While some fans are ready to say “good riddance” to these first two players on this list, the same is not true for Jones. Fans like Jones. Some will make a case against him because his play is not indicative of his draft cost, but even then - it’s pretty close. Jones has been a solid player for the defense and when you consider he’s been moved around a lot, it’s hard not to feel sorry for him. How is he expected to become really good at his craft if he’s constantly shuffled around?

Well, here lies the problem with Jones. One has to consider that the team keeps moving him around because he cannot seem to flourish at either of the defensive back positions. If you look at his traits, it’s hard to determine where he should play. The Cowboys have used him at safety because he’s a smart, instinctive player who has great recovery and closing speed. He seems like he would be the perfect center fielder-type player you’d want at free safety. But Jones’ instincts have gotten him into trouble at times. His upright running style restricts his movement, making it hard for him to change directions. So when he guesses wrong, the defense pays a big price.
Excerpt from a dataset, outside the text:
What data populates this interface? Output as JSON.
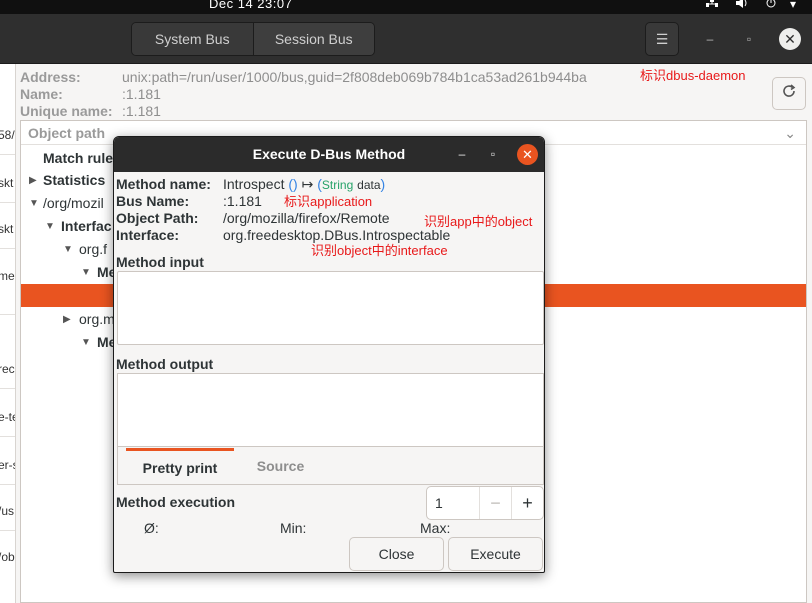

The Cowboys are now going to take the guesswork away from him and just give him a simple assignment. When you look at his size, athleticism, and ball skills - it seems like corner is the right spot. However, he doesn’t have quick, twitchy feet so going toe-to-toe to mirror receivers is not going to be his strength. Jones is going to have his moments where his man is going to put some space between them. And what’s to say this cornerback gig is not his thing? Let’s take a look at the last two years remaining on his contract courtesy of spotrac:
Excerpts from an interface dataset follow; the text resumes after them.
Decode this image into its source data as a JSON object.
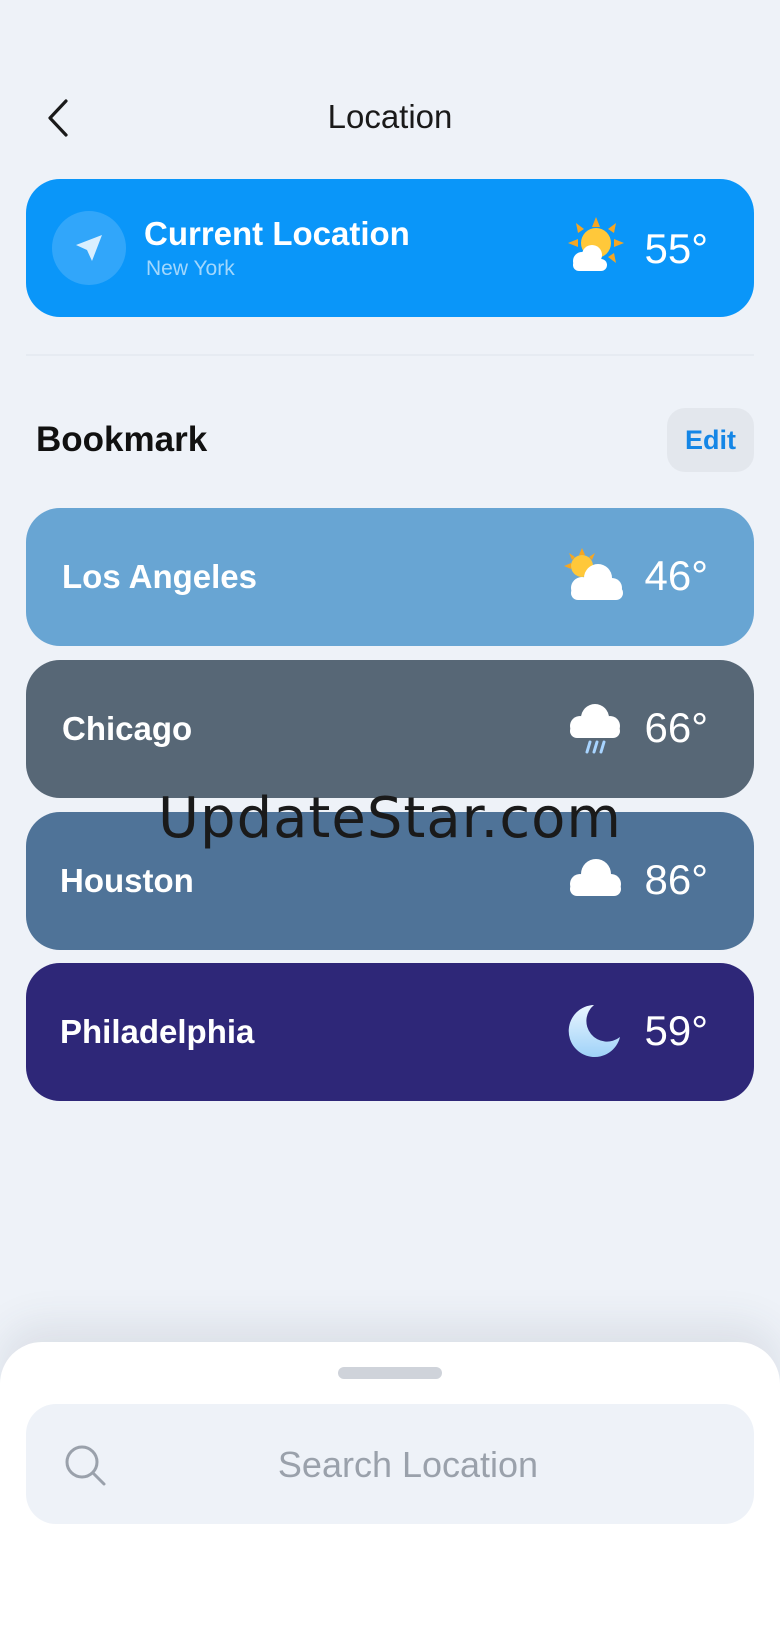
{
  "header": {
    "title": "Location",
    "back_icon": "chevron-left-icon"
  },
  "current_location": {
    "title": "Current Location",
    "city": "New York",
    "temperature": "55°",
    "weather_icon": "sun-behind-cloud-icon",
    "location_icon": "navigation-arrow-icon",
    "card_color": "#0a96f9"
  },
  "bookmark": {
    "title": "Bookmark",
    "edit_label": "Edit",
    "items": [
      {
        "name": "Los Angeles",
        "temperature": "46°",
        "weather_icon": "partly-cloudy-icon",
        "color": "#68a5d3"
      },
      {
        "name": "Chicago",
        "temperature": "66°",
        "weather_icon": "rain-cloud-icon",
        "color": "#576776"
      },
      {
        "name": "Houston",
        "temperature": "86°",
        "weather_icon": "cloud-icon",
        "color": "#4f7398"
      },
      {
        "name": "Philadelphia",
        "temperature": "59°",
        "weather_icon": "crescent-moon-icon",
        "color": "#2e2778"
      }
    ]
  },
  "watermark": "UpdateStar.com",
  "search": {
    "placeholder": "Search Location",
    "icon": "search-icon"
  }
}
Note: Spotrac has him playing under the cornerback price of $9.1 million for some reason, but it should be the safety price of $6.2 million.

The Cowboys picked up his fifth-year option, and they will get him at the discounted safety price. That seems like a good bargain, but only if he’s a starting cornerback. We can all be excited his potential, but that’s the same song we’ve been listening to in each new year of Jones’ career in Dallas. A position change doesn’t automatically equal success and there are reasons to be concerned about his ability to be an effective corner. Both Chidobe Awuzie and Jourdan Lewis have much more fluid movement and can stay with the receiver better.

I love Byron Jones and his character is exactly what you want in the locker room. He’s a great athlete as well so it’s frustrating that the team hasn’t been able to properly harness that. But is this a coaching fail that new defensive backs coach/passing coordinator, Kris Richard, can correct or does Jones just not have the skill sets to adequately fit into a specific position?

This year will be a big season for Jones. Mild struggles will be chalked up to growing pains at a new position and he’ll just dust himself off and do it all again next year. Big struggles might relegate him to the bench. It might also cause the Cowboys to dabble at CB in the draft next season to give Richard his first draft resource who fits his mold. With a fiery competitor in Lewis just waiting in the wings, it could muddy up the waters and create a difficult front office decision next offseason.

Which veteran player do you think could be spending their last year with the Cowboys?